COLUMBUS — The fate of high school sports in the upcoming school year in Ohio during the ongoing coronavirus pandemic is more in the hands of local schools and Gov. Mike DeWine than the Ohio High School Athletic Association, interim OHSAA executive director Bob Goldring said on a teleconference on Tuesday.
“We really feel it’s the schools’ decision on whether they will have sports or not, just like every other extra-curricular activity. We don’t think it’s the Ohio High School Athletic Association’s place to say yea or nay to sports. Our full focus is on our tournaments and we control, so to speak, those. We have to take directives from the governor’s office, his team and his medical staff,” Goldring said.
The OHSAA will stick to its previously scheduled date of Aug. 1 for the beginning of practice for fall sports.

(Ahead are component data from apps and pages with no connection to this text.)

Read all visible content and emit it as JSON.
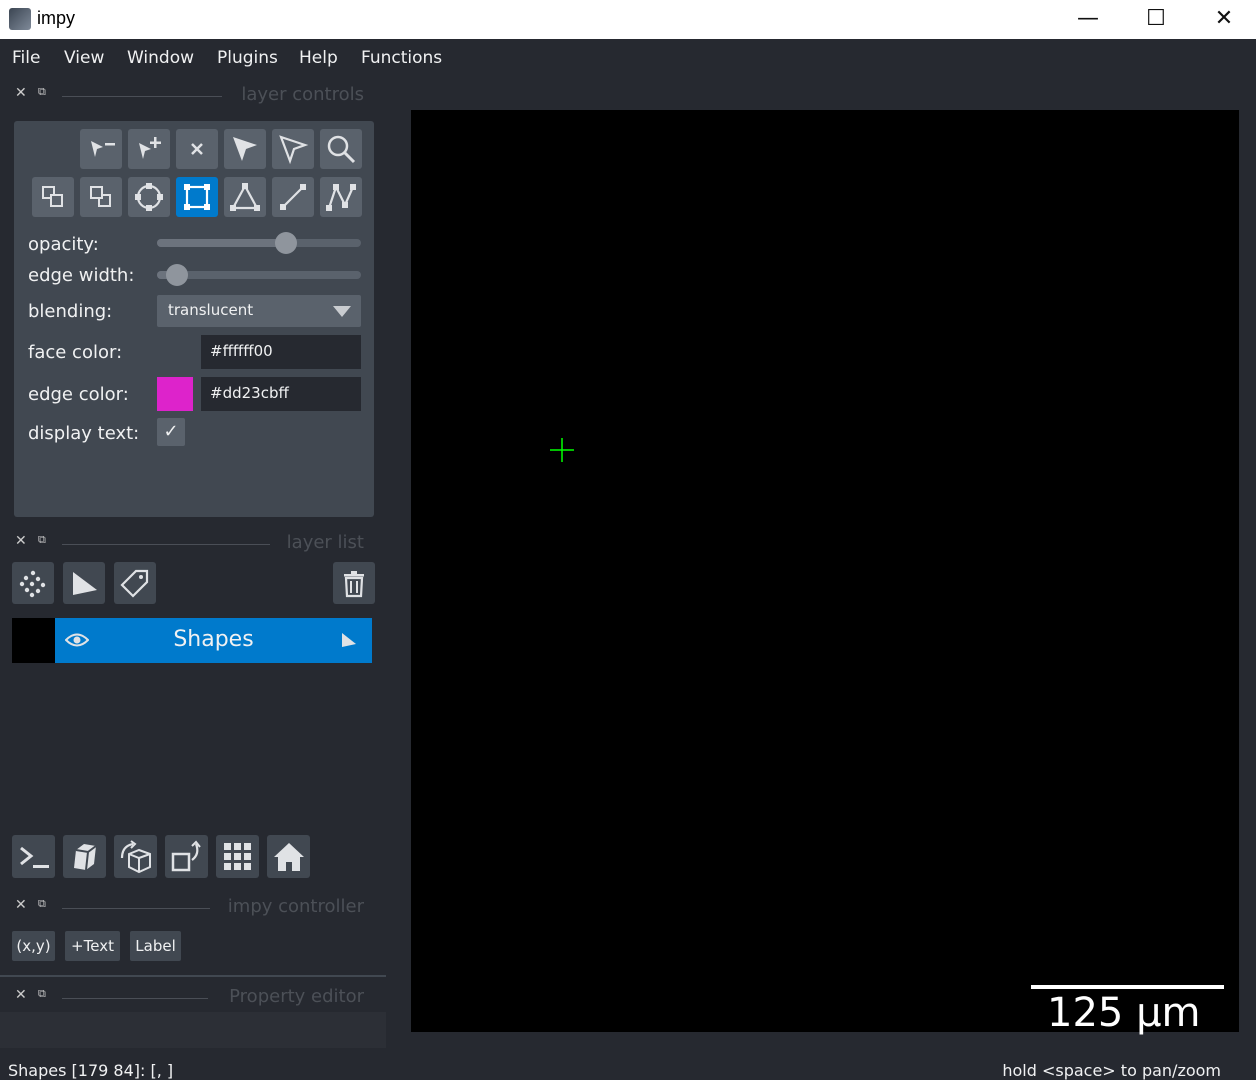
{
  "window": {
    "title": "impy",
    "minimize": "—",
    "maximize": "☐",
    "close": "✕"
  },
  "menu": [
    "File",
    "View",
    "Window",
    "Plugins",
    "Help",
    "Functions"
  ],
  "docks": {
    "layer_controls": "layer controls",
    "layer_list": "layer list",
    "impy_controller": "impy controller",
    "property_editor": "Property editor"
  },
  "layer_controls": {
    "opacity": {
      "label": "opacity:",
      "value": 0.65
    },
    "edge_width": {
      "label": "edge width:",
      "value": 0.05
    },
    "blending": {
      "label": "blending:",
      "value": "translucent"
    },
    "face_color": {
      "label": "face color:",
      "value": "#ffffff00"
    },
    "edge_color": {
      "label": "edge color:",
      "value": "#dd23cbff",
      "swatch": "#dd23cb"
    },
    "display_text": {
      "label": "display text:",
      "checked": true,
      "mark": "✓"
    },
    "active_tool": "add-rectangle"
  },
  "layer_list": {
    "layers": [
      {
        "name": "Shapes",
        "visible": true,
        "selected": true
      }
    ]
  },
  "impy_controller": {
    "buttons": [
      "(x,y)",
      "+Text",
      "Label"
    ]
  },
  "canvas": {
    "scale_bar_label": "125 μm",
    "cursor_color": "#00ff00"
  },
  "status": {
    "left": "Shapes [179  84]: [, ]",
    "right": "hold <space> to pan/zoom"
  },
  "colors": {
    "accent": "#007acc",
    "background": "#262930",
    "panel": "#414851"
  }
}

“Right now, and this is a message we have shared with our membership, we’re looking at starting our practices as they’re normally scheduled on Aug. 1 and our seasons to follow. That is what our board is interested in and what our staff is working for. But all that is fluid and could possibly change,” Goldring said.
“We are facing uncertain and unprecedented times. Our No. 1 priority is the health and well being of our student athletes and all those associated with their programs. And our No. 2 priority is probably the same as our No. 1 priority,” he said.
“We’re open to all suggestions and all possibilities. As you can imagine, they are all over the board.” Some people think we’re crazy to even consider starting sports where a lot of other people say, ‘Why wouldn’t you?’
“We want to take our lead from the governor’s office. We don’t want to do anything that conflicts with what he has in mind and his team of experts, including the medical folks, say moving forward. We hope to get some recommendations out to our schools very soon on what opening means.”
Goldring, who has been the OHSAA’s acting executive director since Jerry Snodgrass was removed from that position on July 6 by the organization’s board of directors, says he has been encouraged after talking with athletic association leaders from other states.
“My comfort level lies in the fact I was on with 10 other Midwest state associations on a conference call, and we are right now all in the same boat and everyone is forging ahead with their normal offerings for fall sports,” Goldring said.
But he also acknowledges there are concerns. “As a human being and a husband and father and reading the news and what’s going on with a spike in cases, being open and honest, I am nervous about what’s going on,” he said.
“On the other hand, our medical experts seem to be saying the risk is not as high for a younger population, so we have to trust that and do everything we can to make sure we are following all of the guidelines and requirements to do our sports safely.”
New Jersey recently announced plans to delay the start of its high school football season until Oct. 2 and to shrink the size of its playoffs. Some other states have discussed finishing fall sports in the spring if seasons are interrupted.
Goldring said what might work in other states might not necessarily be a good fit in Ohio. “The size of our state makes it a little more challenging with so many sports offered,” he said, referring to the 10 fall sports in which OHSAA champions are determined.
Finances are another big concern for the OHSAA, which lost an estimated $2 million dollars in ticket sales after the boys and girls state basketball tournaments, the state wrestling tournament and all spring sports tournaments were canceled.
“How do you plan your budget when you’ve had two seasons of no income and the possibility of a third season? Who knows what is going to happen? Probably 80 percent or more of our revenue is generated from ticket sales. The fiscal part of things is very much on my radar right now,” Goldring said.